Ofgem has announced that the energy price cap, a regulation nominally designed to control the energy costs households face, will rise by 80 percent to October – hitting £3,549 on typical energy use. This represents a massive hike from Ofgem’s initial prediction in May, which estimated an increase of 42 percent to £2,800 a year on typical use. The price cap, which currently affects the bills of around 85 percent of households, is currently altered every six months, although this will soon change to every three, and Mr Lewis has shared some devastating predictions for how this will change in 2023.
In a brutal assessment of the government’s failure to help households, Mr Lewis said on his MoneySavingExpert website: “The UK energy market is broken. The theory is we’re meant to gain from competition, but there hasn’t been any – instead we have effectively regulatory-enforced high prices.”
According to analysis from market researcher Cornwall Insight, for the first three months of 2023 (until March 31), the price cap will rise by 52 percent to £5,387 on typical use.
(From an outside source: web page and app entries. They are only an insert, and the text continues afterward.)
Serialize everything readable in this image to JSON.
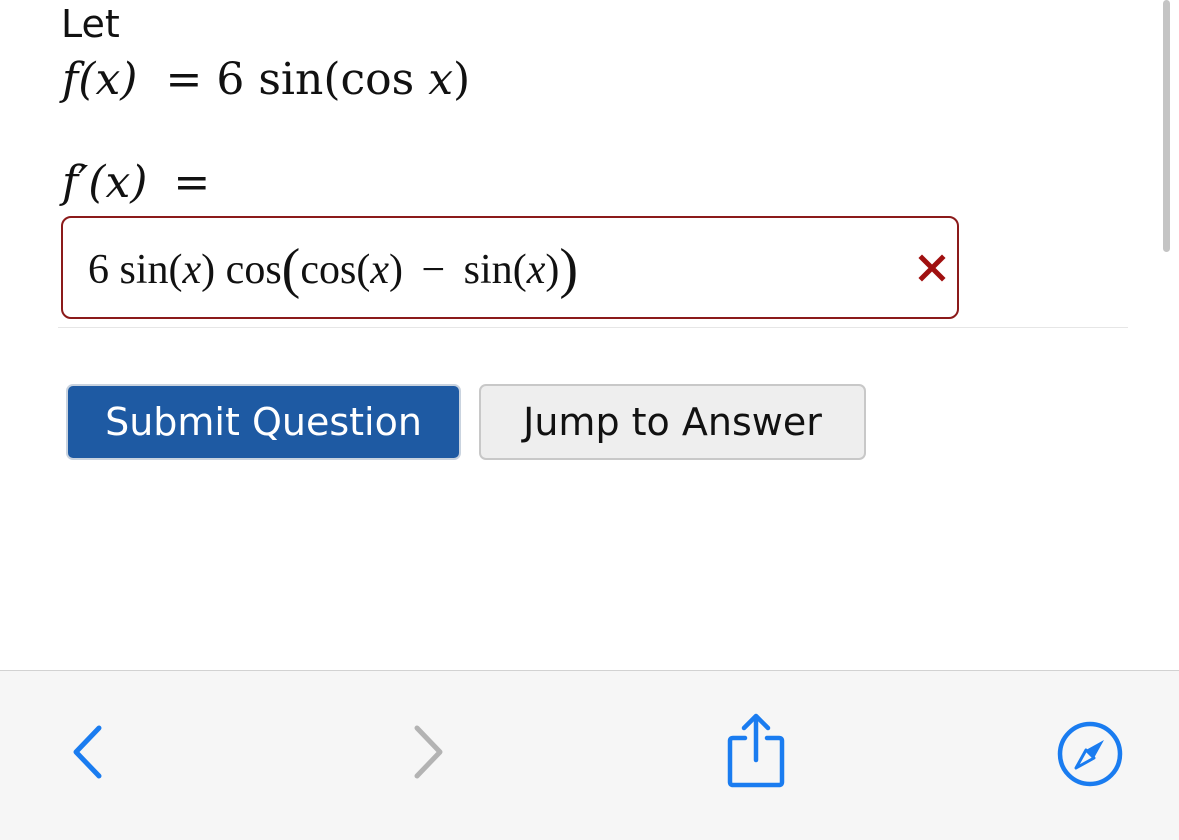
{
  "question": {
    "let_label": "Let",
    "function_lhs": "f(x)",
    "equals": "=",
    "function_coef": "6",
    "function_sin": "sin",
    "function_open": "(",
    "function_cos": "cos",
    "function_var": "x",
    "function_close": ")",
    "derivative_lhs": "f′(x)",
    "derivative_equals": "="
  },
  "answer": {
    "coef": "6",
    "sin1": "sin",
    "paren_open1": "(",
    "var1": "x",
    "paren_close1": ")",
    "cos1": "cos",
    "big_open": "(",
    "cos2": "cos",
    "paren_open2": "(",
    "var2": "x",
    "paren_close2": ")",
    "minus": "−",
    "sin2": "sin",
    "paren_open3": "(",
    "var3": "x",
    "paren_close3": ")",
    "big_close": ")",
    "status": "incorrect",
    "status_color": "#a01010"
  },
  "buttons": {
    "submit_label": "Submit Question",
    "jump_label": "Jump to Answer"
  },
  "toolbar": {
    "back_icon": "chevron-left-icon",
    "forward_icon": "chevron-right-icon",
    "share_icon": "share-icon",
    "safari_icon": "compass-icon",
    "accent_color": "#1a7cf0"
  }
}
This will then go up by 23 percent, the researchers say, for April until the end of June 2023 – reaching £6,616.
For prepayment schemes, this will be around two percent higher, and seven percent higher for those who pay each month after getting their bills – which MoneySavingExpert.com estimates will “likely continue”.
The Labour Party has pledged to equalise prices for those on prepayment plans and those who pay monthly. Mr Lewis’ site says that they are using the predictions from Cornwall Insight due to their strong track record so far, although clarifies: “these are only predictions; nothing is guaranteed.”
Taking into account these increases, if the predictions hold, then households will be paying 147 percent more over the next year than they currently do. In further difficult news for struggling households, Mr Lewis said that his previous advice for avoiding the soaring costs no longer applies.
He said: “Before the energy world changed last October, I always said the price cap rate was pants, so switch to something cheaper. Today, there are no tariffs meaningfully cheaper than the current price cap.”
For that reason, Mr Lewis advised that “some sickeningly costly fixes look like they may now be winners”.
The Money Saving Expert said that if consumers are offered a year’s fixed rate at no more than 145 percent the current price-capped tariff, these options are “worth considering”. He adds that this is his “best guess with the information I have at the moment”.
READ MORE: Martin Lewis warns ‘people will die this winter’ [REVEAL]
This information doesn’t apply to those on prepayment meters or in Northern Ireland. The Money Saving Expert site offers a “should you fix” calculator to those looking to calculate the difference between a new tariff and the current one.
The cost of living crisis represents the biggest issue facing either Rishi Sunak or Liz Truss, one of whom will become the new Prime Minister on Monday. Current favourite to receive the keys to No10 Ms Truss has rejected pleas to offer immediate help to those struggling with soaring energy bills.
Her plans instead include reversing the national insurance hike and the planned increase to corporation tax, both of which were introduced by Mr Sunak when he was Chancellor. Ms Truss has claimed that her tax cuts, which will cost £30 billion, are “affordable within our current budget” – but that her opponent’s plans to raise taxes will “likely lead to a recession”.
She has also firmly rejected the idea of a windfall tax on the energy giants profiting from the crisis, describing this as a “Labour [Party]” idea.
DON’T MISS: Lord Kerslake warned next PM of top priorities to tackle [REVEAL]
Millions of UK households to lose £3,000 every month by next year [INSIGHT]
Energy expert shares ‘cheapest’ method to cook your food to save money [ANALYSIS]
Meanwhile Mr Sunak has said it is “simply wrong to rule out further direct support”, and even alleged that Ms Truss’ ideas put vulnerable people at risk of “real destitution”. He has promised to give households financial aid, but in terms of how much this would be, has not been more specific than saying he would increase support payments by a “few hundred pounds”.
The Richmond MP has also pledged to scrap VAT on all domestic energy bills for the next year if he becomes Prime Minister, in a move which would reportedly save the average household £160.
Meanwhile Labour leader Keir Starmer has said he would implement a freeze on the energy price cap at the core of Cornwall Insight’s dire predictions, pledging people would not “pay a penny more” on gas and electricity bills this winter. He has said he would fund this with a windfall tax on energy giants, the policy rejected by Ms Truss.
Sir Keir also announced plans to insulate 19million homes across the country over the next decade, equalise prices for people on prepayment metres and for those who pay bills monthly, offer support to customers not protected by the price cap, and increase the UK’s energy sustainability.